◆ **Work instructions**:
Below are records; report the number of lines among them that include the word "likes", and nothing further.

** Opening Records for this exercise block **

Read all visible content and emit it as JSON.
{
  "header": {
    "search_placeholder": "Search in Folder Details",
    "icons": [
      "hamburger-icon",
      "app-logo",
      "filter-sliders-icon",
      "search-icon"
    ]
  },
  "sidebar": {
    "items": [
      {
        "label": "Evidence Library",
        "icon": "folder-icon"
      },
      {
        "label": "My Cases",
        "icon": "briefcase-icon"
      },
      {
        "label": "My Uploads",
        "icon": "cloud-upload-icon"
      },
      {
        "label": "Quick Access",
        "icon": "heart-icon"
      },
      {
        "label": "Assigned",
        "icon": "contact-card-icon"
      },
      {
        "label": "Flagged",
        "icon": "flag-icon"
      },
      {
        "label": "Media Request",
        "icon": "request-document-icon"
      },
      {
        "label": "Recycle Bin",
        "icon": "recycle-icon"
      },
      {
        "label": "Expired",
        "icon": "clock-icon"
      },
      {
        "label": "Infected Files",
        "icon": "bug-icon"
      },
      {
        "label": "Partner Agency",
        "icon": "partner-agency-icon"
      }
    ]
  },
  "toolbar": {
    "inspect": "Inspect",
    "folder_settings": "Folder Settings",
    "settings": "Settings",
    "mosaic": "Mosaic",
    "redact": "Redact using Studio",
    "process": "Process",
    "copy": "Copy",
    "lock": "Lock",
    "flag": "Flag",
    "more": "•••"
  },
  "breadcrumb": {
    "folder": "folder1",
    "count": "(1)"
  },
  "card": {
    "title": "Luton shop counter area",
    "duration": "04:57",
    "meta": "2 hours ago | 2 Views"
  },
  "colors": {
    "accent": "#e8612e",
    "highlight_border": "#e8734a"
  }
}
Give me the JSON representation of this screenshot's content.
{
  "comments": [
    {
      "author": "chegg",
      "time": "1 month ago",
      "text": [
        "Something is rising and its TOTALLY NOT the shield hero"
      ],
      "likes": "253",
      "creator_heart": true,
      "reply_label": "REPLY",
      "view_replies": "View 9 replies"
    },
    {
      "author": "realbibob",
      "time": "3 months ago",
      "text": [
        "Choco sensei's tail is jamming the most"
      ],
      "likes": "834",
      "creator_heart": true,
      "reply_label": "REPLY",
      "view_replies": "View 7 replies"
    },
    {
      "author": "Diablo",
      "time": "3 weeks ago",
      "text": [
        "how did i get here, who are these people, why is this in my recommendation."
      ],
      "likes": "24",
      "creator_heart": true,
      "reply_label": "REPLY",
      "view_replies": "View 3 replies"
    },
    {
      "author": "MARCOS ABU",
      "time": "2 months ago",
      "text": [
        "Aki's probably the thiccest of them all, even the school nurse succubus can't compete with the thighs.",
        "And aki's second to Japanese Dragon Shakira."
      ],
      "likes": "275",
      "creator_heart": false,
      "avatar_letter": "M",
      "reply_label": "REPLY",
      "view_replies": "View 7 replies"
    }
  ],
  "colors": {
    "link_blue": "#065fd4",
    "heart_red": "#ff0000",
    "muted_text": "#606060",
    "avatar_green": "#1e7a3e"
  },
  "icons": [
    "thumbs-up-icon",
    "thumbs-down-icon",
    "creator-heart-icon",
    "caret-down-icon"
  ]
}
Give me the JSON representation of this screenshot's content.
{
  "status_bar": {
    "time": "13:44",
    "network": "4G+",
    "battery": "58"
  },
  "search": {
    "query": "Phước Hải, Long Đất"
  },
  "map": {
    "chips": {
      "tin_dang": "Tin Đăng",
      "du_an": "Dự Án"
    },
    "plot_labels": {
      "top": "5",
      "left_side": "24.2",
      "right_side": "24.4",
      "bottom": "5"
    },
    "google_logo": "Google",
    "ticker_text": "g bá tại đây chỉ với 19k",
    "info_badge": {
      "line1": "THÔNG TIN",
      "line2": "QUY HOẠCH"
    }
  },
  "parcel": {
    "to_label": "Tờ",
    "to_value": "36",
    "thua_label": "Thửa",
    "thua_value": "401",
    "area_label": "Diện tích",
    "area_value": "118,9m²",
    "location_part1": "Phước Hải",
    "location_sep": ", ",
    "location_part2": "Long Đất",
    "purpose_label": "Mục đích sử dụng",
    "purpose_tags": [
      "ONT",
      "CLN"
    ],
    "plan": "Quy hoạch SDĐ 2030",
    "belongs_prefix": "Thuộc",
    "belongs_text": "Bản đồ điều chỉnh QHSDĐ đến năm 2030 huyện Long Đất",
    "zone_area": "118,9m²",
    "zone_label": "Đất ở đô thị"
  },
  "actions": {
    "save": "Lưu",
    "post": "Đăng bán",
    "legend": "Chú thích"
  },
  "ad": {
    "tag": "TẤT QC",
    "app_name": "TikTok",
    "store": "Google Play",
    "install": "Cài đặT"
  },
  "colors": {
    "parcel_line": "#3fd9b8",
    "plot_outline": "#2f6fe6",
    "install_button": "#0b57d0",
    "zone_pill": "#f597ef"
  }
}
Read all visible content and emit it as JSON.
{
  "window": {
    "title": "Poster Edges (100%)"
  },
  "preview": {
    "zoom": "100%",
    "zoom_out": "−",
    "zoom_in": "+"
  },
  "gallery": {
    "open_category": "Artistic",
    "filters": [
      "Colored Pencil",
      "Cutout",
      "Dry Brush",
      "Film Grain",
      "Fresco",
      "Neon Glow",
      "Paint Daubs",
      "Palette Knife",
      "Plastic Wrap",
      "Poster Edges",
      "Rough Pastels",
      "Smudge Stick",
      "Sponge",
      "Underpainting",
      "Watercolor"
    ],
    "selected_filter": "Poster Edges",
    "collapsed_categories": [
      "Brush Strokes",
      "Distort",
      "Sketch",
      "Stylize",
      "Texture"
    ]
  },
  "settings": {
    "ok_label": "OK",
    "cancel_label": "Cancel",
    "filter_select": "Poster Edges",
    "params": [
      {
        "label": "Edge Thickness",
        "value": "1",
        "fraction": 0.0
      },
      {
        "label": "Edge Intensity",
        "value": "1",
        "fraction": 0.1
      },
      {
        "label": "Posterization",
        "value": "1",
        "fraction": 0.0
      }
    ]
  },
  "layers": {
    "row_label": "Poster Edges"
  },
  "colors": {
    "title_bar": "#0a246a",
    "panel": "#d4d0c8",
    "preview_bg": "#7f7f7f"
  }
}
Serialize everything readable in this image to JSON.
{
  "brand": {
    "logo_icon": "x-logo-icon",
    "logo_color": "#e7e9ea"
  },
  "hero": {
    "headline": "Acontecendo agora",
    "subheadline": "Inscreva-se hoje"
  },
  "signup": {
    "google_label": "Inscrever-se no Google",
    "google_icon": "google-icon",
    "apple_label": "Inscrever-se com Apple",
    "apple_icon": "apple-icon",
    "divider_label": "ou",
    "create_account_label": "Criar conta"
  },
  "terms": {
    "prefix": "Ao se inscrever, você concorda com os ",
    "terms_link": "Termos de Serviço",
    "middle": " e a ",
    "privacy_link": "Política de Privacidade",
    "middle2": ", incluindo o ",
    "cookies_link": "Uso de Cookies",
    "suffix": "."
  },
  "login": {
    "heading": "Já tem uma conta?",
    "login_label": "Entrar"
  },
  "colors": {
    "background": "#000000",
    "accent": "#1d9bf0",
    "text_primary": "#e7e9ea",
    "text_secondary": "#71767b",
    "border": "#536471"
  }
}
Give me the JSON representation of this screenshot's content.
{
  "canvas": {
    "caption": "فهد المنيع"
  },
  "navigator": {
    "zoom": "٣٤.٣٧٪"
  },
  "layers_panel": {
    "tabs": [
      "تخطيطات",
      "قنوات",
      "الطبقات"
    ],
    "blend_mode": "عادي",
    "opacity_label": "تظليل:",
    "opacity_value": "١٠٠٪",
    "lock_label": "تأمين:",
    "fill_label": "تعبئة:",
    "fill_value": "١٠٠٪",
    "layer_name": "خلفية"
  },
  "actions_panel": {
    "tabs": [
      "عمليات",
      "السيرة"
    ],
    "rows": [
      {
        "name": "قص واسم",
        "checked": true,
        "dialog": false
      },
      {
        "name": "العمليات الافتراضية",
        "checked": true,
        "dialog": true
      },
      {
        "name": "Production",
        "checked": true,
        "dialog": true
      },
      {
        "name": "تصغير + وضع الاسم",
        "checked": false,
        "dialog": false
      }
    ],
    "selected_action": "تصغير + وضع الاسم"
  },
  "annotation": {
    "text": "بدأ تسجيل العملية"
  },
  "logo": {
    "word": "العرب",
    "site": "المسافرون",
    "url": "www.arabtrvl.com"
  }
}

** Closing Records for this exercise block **

◆ **Task result**:
4